People are lining up outside Wal-Marts and frantically scrolling through Amazon trying to find the perfect gift for their loved ones. This frenzied shopping can really only mean one thing: the holidays are in full swing. For a lot of people, the holidays bring festive parties and joy, but for others, this time of year can be a stressful time filled with lots of possible triggers and really painful mental health issues.
Even though it is generally put on the back-burner, mental health is just as important as physical health. Moreover, studies have shown that approximately ten million Americans suffer from Seasonal Affective Disorder, also known as SAD. For most people, symptoms of SAD begin in the fall and are apparent through the winter; but, people can suffer from SAD in the spring and summer months, as well. Some symptoms of SAD include having low energy, not being able to concentrate, feeling worthless, burdensome, or guilt. Fall-winter SAD’s symptoms, more specifically, are oversleeping, appetite changes, weight gain, and tiredness. There is no known way to prevent Seasonal Affective Disorder, but if you try to manage symptoms early on, you may be able to keep symptoms from getting too bad. Some ways you can manage the symptoms of SAD are self-care, doctor-prescribed medications, and various forms of therapy.
Another important aspect of the holidays is the unfortunately apparent risk of relapse for people with eating disorders. Anxiety-induced triggers like forced social connectedness, encouraged indulgences, and being surrounded by food, can overwhelm people recovering from eating disorders. Also, holiday events are often food-centered, and when all of the focus is put on food, people can easily become overwhelmed. Some ways people can support themselves and others through the holidays are: develop a coping plan, maintain boundaries, asking for help and most importantly showing yourself kindness.
You are worthy of all the happiness and kindness in the world.

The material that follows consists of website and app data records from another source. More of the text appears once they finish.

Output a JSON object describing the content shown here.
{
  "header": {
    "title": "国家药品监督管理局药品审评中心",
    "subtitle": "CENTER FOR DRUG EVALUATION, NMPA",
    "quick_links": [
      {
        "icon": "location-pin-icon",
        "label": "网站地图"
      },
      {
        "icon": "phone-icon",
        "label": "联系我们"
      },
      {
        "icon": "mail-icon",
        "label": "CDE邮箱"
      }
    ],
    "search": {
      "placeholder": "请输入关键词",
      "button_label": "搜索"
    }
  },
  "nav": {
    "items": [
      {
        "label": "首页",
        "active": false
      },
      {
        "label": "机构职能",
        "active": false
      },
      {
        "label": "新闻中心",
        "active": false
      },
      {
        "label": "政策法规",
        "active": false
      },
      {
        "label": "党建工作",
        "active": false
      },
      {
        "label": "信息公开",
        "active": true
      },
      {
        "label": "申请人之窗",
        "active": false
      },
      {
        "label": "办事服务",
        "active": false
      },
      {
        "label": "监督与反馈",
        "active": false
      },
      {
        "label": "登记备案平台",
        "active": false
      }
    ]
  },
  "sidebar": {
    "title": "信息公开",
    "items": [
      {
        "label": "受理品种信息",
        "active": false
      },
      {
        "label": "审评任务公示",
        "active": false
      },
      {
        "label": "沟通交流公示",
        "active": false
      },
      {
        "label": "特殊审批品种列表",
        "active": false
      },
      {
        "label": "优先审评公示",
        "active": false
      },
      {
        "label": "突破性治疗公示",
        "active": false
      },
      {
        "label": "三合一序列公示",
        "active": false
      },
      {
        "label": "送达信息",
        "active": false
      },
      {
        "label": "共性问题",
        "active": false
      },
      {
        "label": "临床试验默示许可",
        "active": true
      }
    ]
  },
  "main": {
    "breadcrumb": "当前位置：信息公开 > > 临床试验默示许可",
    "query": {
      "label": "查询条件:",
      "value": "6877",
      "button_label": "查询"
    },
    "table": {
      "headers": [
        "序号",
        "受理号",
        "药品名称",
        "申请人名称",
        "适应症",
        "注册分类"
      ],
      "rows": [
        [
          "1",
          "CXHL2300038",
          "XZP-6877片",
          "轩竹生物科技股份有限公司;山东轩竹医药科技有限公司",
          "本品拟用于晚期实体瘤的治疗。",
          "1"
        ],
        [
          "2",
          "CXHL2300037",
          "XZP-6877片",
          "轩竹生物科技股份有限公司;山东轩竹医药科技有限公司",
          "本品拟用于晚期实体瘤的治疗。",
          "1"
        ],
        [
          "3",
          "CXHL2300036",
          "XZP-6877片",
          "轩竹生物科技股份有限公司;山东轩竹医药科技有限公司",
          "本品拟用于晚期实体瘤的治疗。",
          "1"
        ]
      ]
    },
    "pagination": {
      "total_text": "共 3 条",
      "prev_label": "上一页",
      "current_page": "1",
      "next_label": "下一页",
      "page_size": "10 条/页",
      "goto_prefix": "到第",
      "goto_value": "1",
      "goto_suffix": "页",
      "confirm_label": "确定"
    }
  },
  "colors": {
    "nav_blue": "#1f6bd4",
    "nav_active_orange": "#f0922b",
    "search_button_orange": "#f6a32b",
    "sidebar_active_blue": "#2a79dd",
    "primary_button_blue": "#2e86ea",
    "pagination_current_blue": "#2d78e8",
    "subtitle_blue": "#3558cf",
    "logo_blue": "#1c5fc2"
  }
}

If you would like to read more about Seasonal Affective Disorders or the impact of the holidays on people with eating disorders, here are some great articles:
And, if you or a loved one need resources this holiday season, here are some links to websites that offer helplines:
Wishing you and your family a safe and happy holiday season,
Written by: Arran Davis
Edited by: Ricardo Corpus